  • Architect:
    Henry J Lyons Architects
  • Award Type:
    Public Choice Award / Best Accessible Award 2010
  • Location: Dublin
The Criminal Courts of Justice

It was evident that universal design has been considered at all stages throughout the design and construction process. The building is easy to read and move around while at the same time taking into account onerous security measures and simplifying the complex circulation routes required for courthouse buildings. The quality of finish is excellent and attention has been paid to details, allowing for use by people of all ability. It is a worthy winner of this year’s RIAI Accessibility Award.

The Criminal Courts of Justice is the largest courts project undertaken in Ireland for over 200 years. Its 22 courtrooms and associated legal and administrative functions include a bespoke joinery fit-out incorporating the highest levels of technology.
Located at the eastern tip of the Phoenix Park, its siting continues the tradition of placing public buildings within sight of the River. The circular form gives equal weight to both city and park creating a more definitive threshold to both. Its simplicity and conviction gathers the disparate elements of the brief into a singular identity.

The simple form belies an inherent complexity. Segregating judicial, juror, public and custodial circulation systems is a significant challenge, while directing natural light to each of the courtrooms is a feat rarely achieved in multi-storey criminal court facilities.

The saw toothed glass facade expresses the double height courtrooms within. A perforated metal screen controls glare and maintains privacy. It becomes both an acoustic barrier and energy efficient double skin; creating varied shadow and visual interplay.

The ‘Great Hall’ is both the ‘physical and spiritual centre of the building’. A seven storey window draws in the Park, reinforcing the sense of place.  Volumetric simplicity promotes equality, dignity and respect.

The brief for the Criminal Courts of Justice required a functional modern courthouse that was also a landmark civic addition to the Dublin cityscape.  The design solution had to preserve four principal segregations – jury, judicial, custody and public – while getting natural light into all 22 courtrooms. In addition, it had to comply with stringent acoustic benchmarks for the courtroom and jury spaces and make the building universally accessible for all stakeholder groups.

It is a tribute to the design and construction teams that the completed building fully meets the complexity of the brief and during its first four months of operations has successfully dealt with the largest single transfer of criminal court business in the history of the State.

The Criminal Courts of Justice building will support the administration of justice in Ireland throughout this century and provides dignified and quality surroundings and facilities for the public, jurors and other court users.

As a major public facility, it was a prime objective to ensure the universal accessibility of the Criminal Courts of Justice.
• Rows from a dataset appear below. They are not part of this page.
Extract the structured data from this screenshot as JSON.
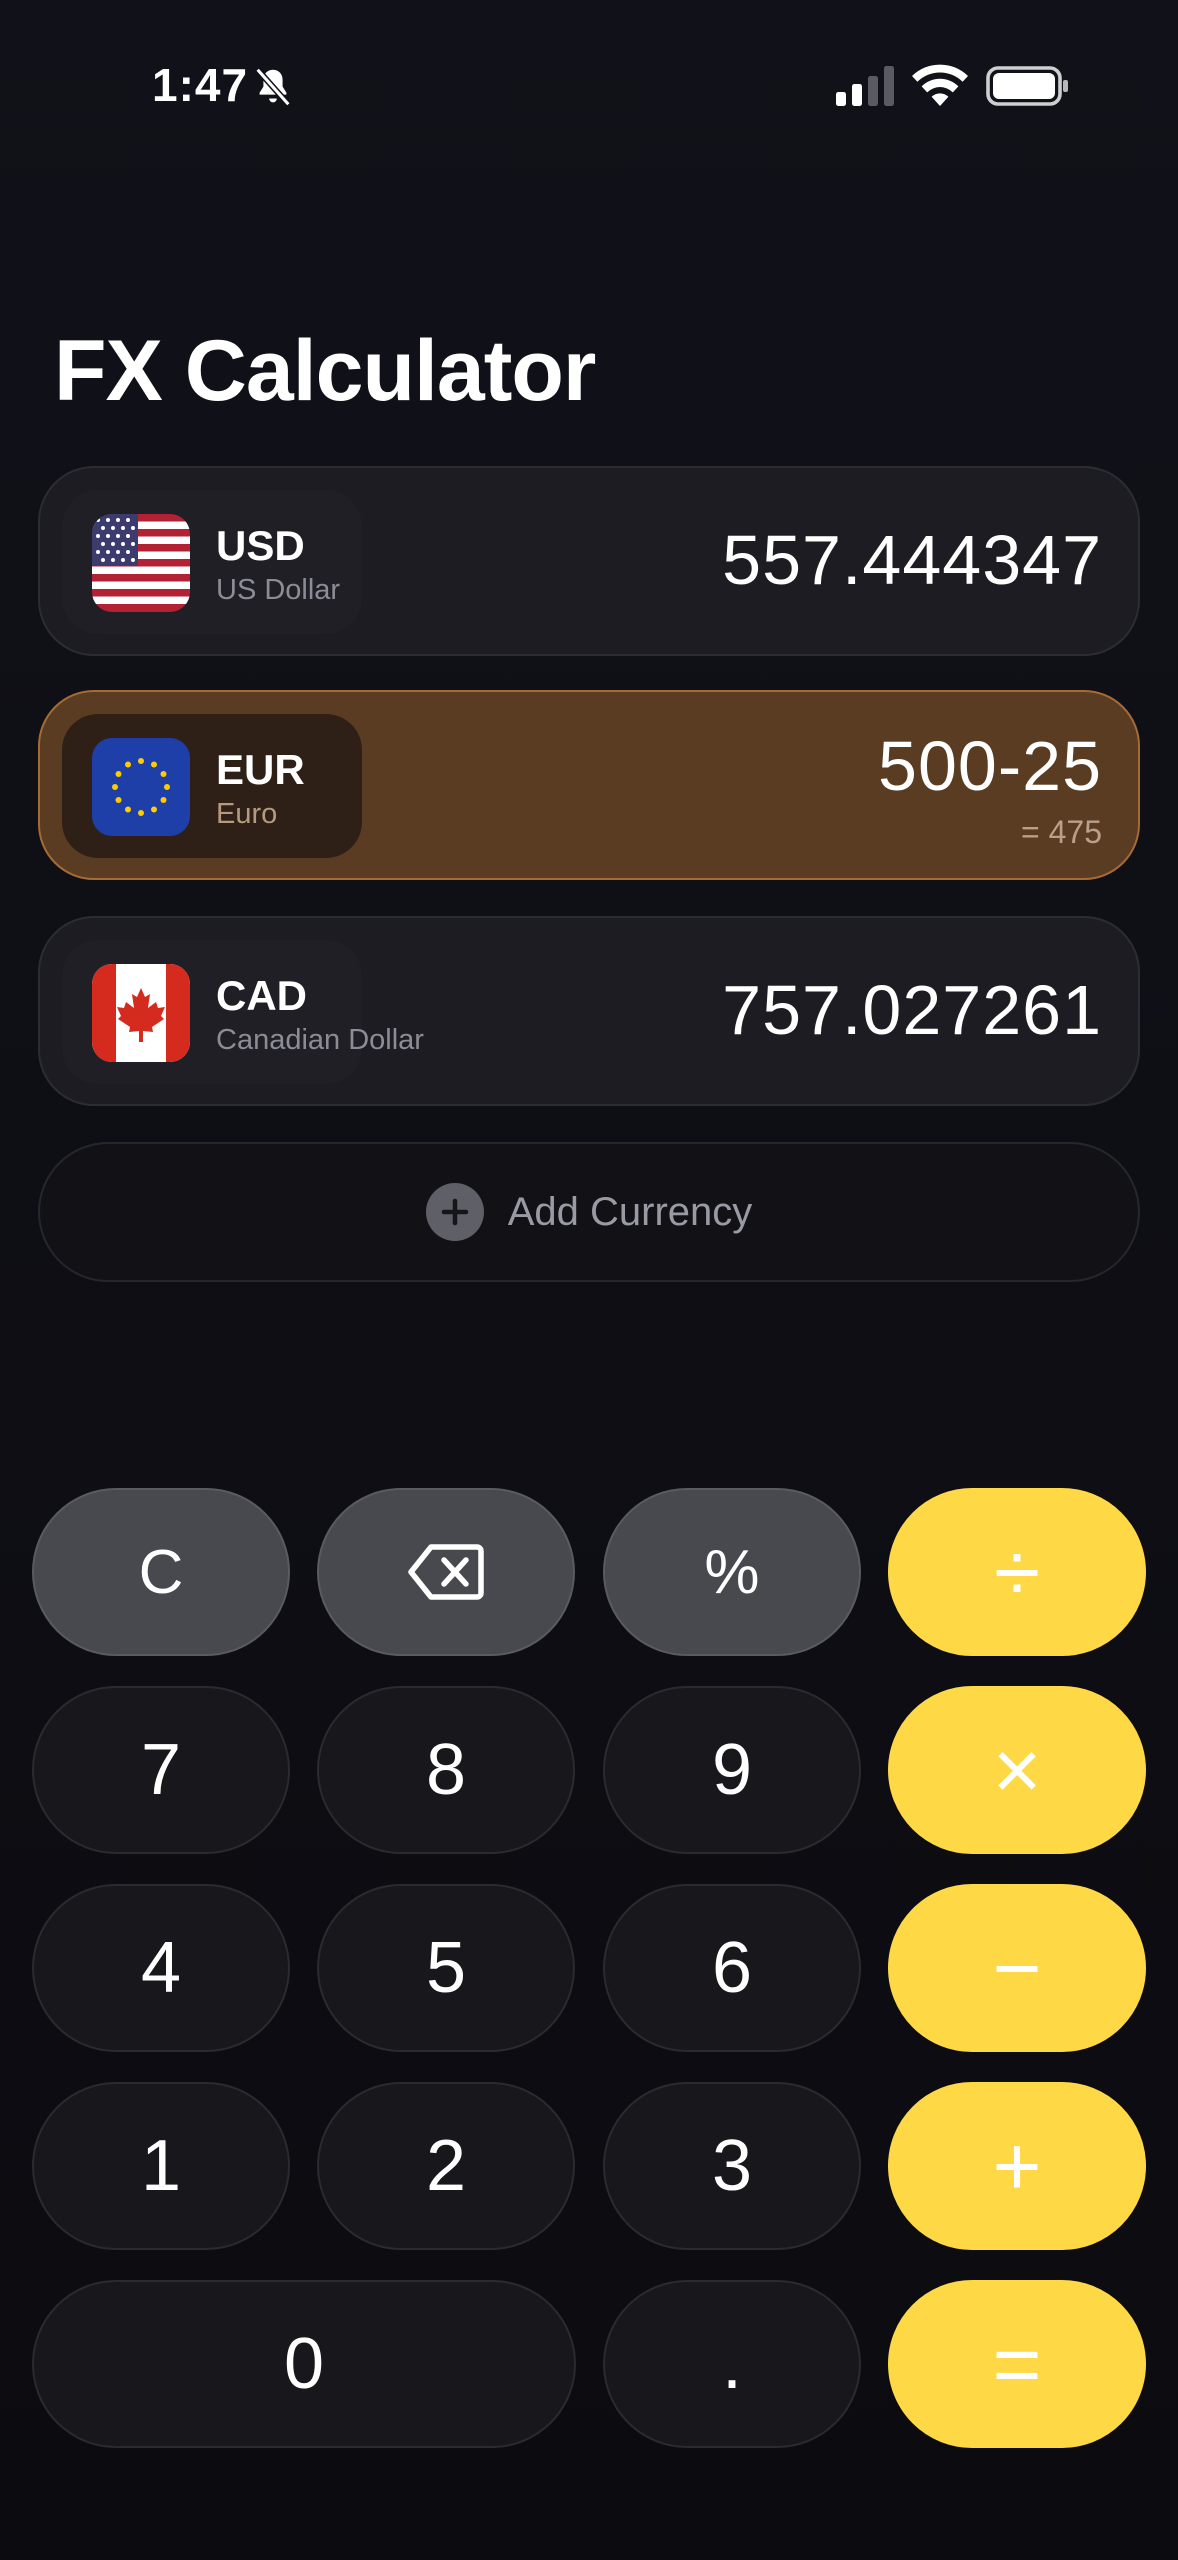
{
  "status_bar": {
    "time": "1:47"
  },
  "title": "FX Calculator",
  "currencies": [
    {
      "code": "USD",
      "name": "US Dollar",
      "value": "557.444347",
      "flag": "us-flag-icon"
    },
    {
      "code": "EUR",
      "name": "Euro",
      "value": "500-25",
      "result": "= 475",
      "flag": "eu-flag-icon",
      "active": true
    },
    {
      "code": "CAD",
      "name": "Canadian Dollar",
      "value": "757.027261",
      "flag": "ca-flag-icon"
    }
  ],
  "add_currency": {
    "label": "Add Currency"
  },
  "keypad": {
    "clear": "C",
    "backspace": "backspace-icon",
    "percent": "%",
    "divide": "÷",
    "multiply": "×",
    "minus": "−",
    "plus": "+",
    "equals": "=",
    "digits": [
      "0",
      "1",
      "2",
      "3",
      "4",
      "5",
      "6",
      "7",
      "8",
      "9"
    ],
    "decimal": "."
  },
  "colors": {
    "background": "#0c0c12",
    "row": "#1c1c22",
    "active_row": "#5a3c22",
    "active_border": "#a66b35",
    "operator": "#ffd945",
    "function_key": "#48484f"
  }
}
An independent three stage accessibility audit was carried out at the planning, detailed design and building handover stages of the project. This ensured a high quality and well planned facility with consideration given to all aspects of inclusive design. The access audit report assessed the building against both regulatory and best practice guidance documents.

Areas considered in the design include; set down and parking; access and entrances; surface textures, both internal and external; public counters; lighting; induction loops and tactile signage; corridor widths, seating and public safety; ironmongery and doors; ramps within court rooms, steps and handrails; accessible toilet facilities; passenger lifts, refuge call points as standard and the promotion of safe egress during fire evacuation.

The audit tested and passed the building on over two hundred individual assessment criteria. Noteworthy design features include achieving opening forces of 22N on large acoustic doors, infrared hearing devices within courtrooms (induction loops can be a security issue), colour contrasting and tactile signage to aid the visually impaired and full wheelchair accessibility despite the requirement for significant level variations within court rooms.